Hebrews 13:5 (NKJV) Let your conduct be without covetousness; be content with such things as you have. For He Himself has said, "I will never leave you nor forsake you."
That promise in not dependant upon our performance. It is dependent on the grace of God, given to us through Jesus Christ.
Ephesians 2:4-9 (NKJV) But God, who is rich in mercy, because of His great love with which He loved us, 5 even when we were dead in trespasses, made us alive together with Christ (by grace you have been saved), 6 and raised us up together, and made us sit together in the heavenly places in Christ Jesus, 7 that in the ages to come He might show the exceeding riches of His grace in His kindness toward us in Christ Jesus. 8 For by grace you have been saved through faith, and that not of yourselves; it is the gift of God, 9 not of works, lest anyone should boast.
The "age to come" to them is the age we now live in. God is showing us the exceeding riches of His grace.

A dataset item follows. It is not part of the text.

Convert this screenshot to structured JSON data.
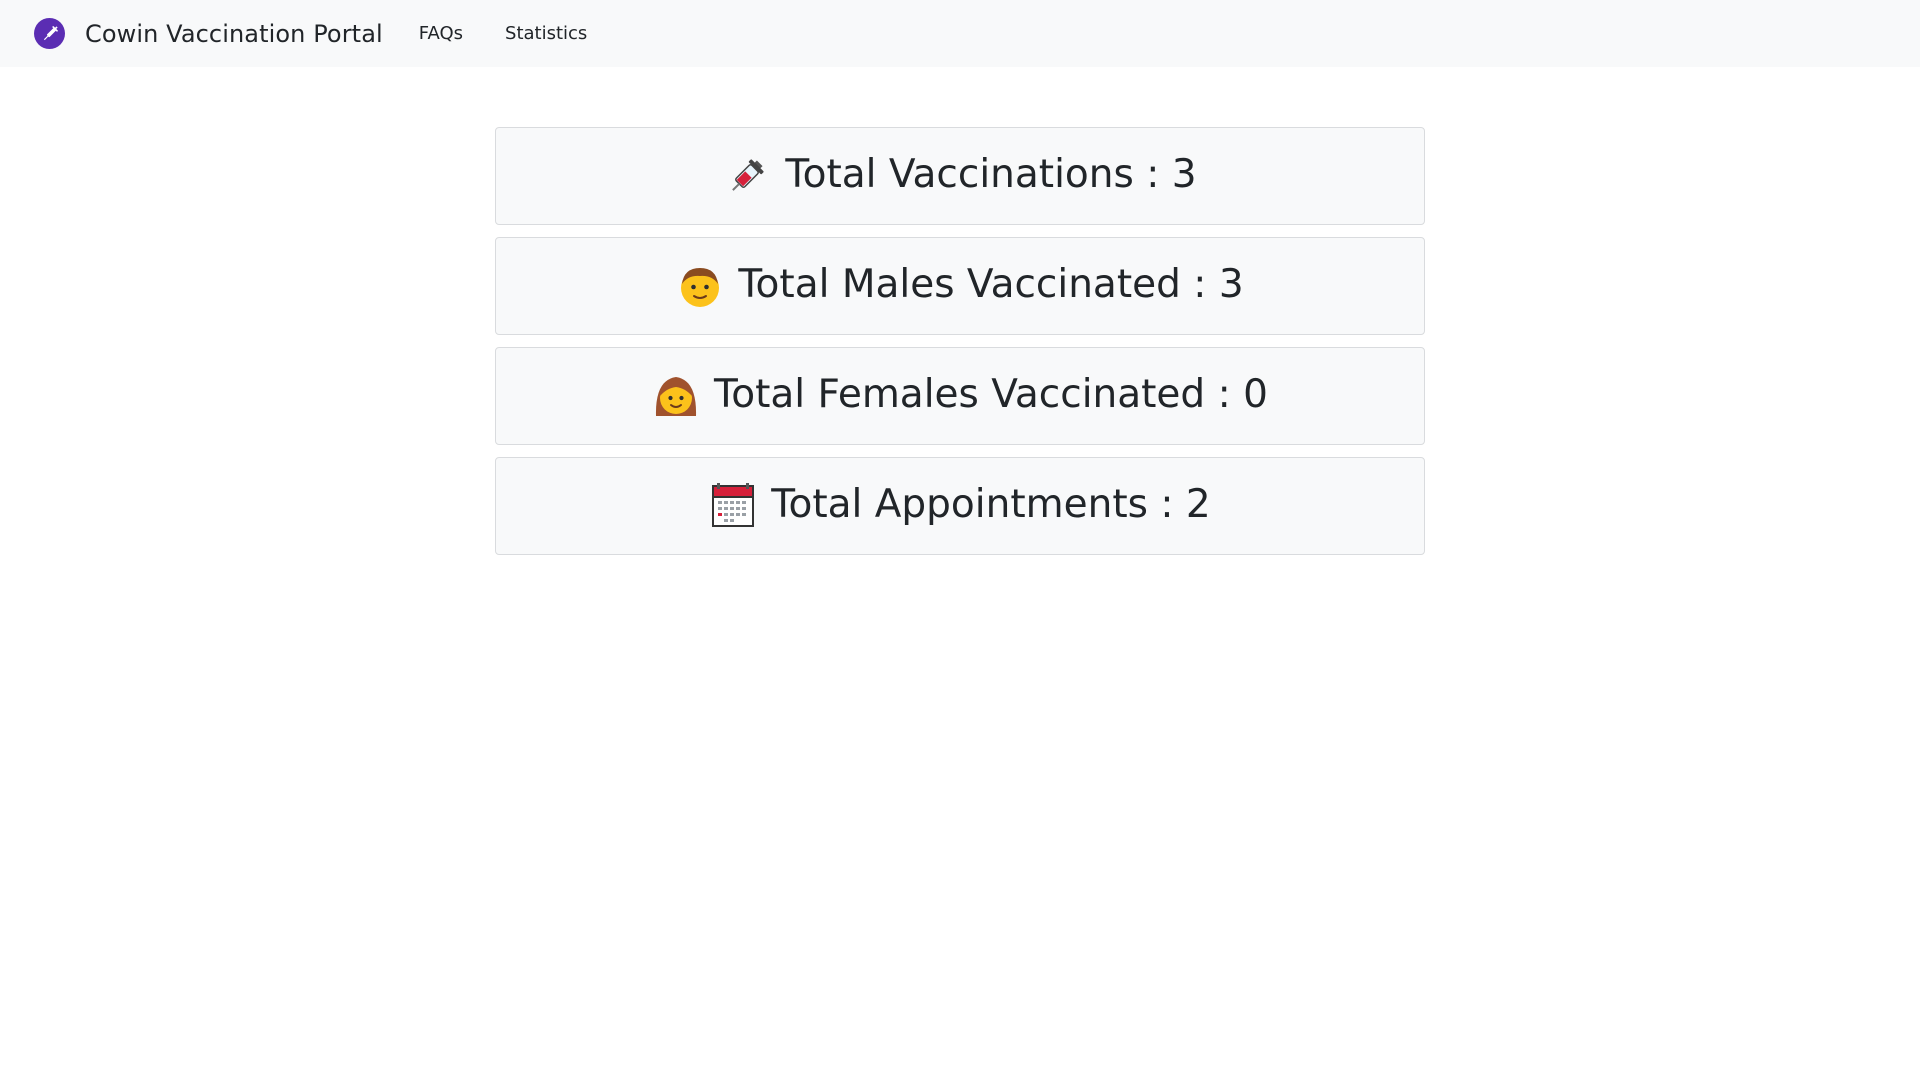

We receive the grace of God, not because of our merit, not because we deserve it, but because we are in Christ Jesus.
As you go to God in prayer with the deepest needs of your heart, which would you rather present to Him as a consideration for meeting those needs: your spiritual disciplines, your obedience, and your sacrifice - imperfect as they are - or the infinite and perfect merit of Jesus? To ask the question is to answer it. None of us really wants what we deserve, what we do want and need is GRACE! Grace is: "free and unmerited favor shown to guilty sinners who deserve only judgement."
Though God's grace is free and unmerited, there is an attitude that puts us in a position to receive God's grace, and there is an attitude that blocks His grace from coming to us. Listen carefully:
James 4:6 (NKJV) But He gives more grace. Therefore He says: "God resists the proud, But gives grace to the humble."
Are you proud, thinking that you deserve certain things from God? Or are you humble, seeing yourself as a needy eleventh hour worker longing for God's grace? God abundantly pours His grace out to the humble.